> Work instruction
Reply only with how many lines in these entries hold the string "move".

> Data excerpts
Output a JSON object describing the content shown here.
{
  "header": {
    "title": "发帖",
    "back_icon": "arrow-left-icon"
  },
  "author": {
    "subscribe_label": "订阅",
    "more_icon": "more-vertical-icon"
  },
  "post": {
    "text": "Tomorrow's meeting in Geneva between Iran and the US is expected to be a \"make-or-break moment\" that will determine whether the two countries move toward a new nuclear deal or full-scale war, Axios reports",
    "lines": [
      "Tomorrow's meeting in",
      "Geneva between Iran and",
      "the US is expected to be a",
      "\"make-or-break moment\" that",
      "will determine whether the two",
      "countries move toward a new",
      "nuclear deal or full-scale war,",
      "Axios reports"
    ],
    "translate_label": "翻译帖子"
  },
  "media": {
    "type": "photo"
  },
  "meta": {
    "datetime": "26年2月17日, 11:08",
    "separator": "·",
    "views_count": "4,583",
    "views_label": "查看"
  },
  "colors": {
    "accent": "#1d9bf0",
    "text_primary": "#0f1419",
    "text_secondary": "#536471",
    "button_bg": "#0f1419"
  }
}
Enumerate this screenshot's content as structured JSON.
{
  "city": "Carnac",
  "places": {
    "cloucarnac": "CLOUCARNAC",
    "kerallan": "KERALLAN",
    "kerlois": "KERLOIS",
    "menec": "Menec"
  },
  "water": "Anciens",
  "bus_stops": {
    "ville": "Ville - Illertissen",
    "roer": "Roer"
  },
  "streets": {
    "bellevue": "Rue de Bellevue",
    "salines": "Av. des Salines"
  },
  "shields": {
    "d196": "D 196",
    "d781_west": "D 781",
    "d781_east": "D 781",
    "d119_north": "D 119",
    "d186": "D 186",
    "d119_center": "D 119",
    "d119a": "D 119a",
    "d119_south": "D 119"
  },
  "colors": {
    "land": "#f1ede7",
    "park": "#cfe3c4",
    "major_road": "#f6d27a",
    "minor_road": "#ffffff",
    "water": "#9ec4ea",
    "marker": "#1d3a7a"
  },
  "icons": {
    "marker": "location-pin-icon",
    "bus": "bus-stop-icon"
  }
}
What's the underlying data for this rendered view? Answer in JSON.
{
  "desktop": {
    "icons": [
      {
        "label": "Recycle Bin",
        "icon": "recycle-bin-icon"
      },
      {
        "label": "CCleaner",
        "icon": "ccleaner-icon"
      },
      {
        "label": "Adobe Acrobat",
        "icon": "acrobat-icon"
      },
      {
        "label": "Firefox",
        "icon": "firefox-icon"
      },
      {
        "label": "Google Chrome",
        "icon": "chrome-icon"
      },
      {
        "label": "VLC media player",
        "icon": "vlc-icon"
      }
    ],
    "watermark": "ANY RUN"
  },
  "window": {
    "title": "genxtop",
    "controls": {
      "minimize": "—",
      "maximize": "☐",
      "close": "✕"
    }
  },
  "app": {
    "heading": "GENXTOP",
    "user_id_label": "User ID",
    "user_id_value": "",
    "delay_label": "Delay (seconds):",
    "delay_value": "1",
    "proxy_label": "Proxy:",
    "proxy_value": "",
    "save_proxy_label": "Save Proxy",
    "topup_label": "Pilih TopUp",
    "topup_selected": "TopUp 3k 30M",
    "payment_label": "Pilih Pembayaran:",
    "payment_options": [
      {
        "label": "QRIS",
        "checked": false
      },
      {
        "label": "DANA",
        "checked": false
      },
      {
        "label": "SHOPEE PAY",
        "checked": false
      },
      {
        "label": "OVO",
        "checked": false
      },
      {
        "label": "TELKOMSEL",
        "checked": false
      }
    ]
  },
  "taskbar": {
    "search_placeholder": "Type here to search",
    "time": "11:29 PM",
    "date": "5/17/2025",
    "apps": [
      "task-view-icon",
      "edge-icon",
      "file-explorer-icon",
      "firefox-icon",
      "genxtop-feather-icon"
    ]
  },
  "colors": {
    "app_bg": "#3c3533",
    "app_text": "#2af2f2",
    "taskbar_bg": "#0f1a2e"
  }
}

> Solution to this problem
2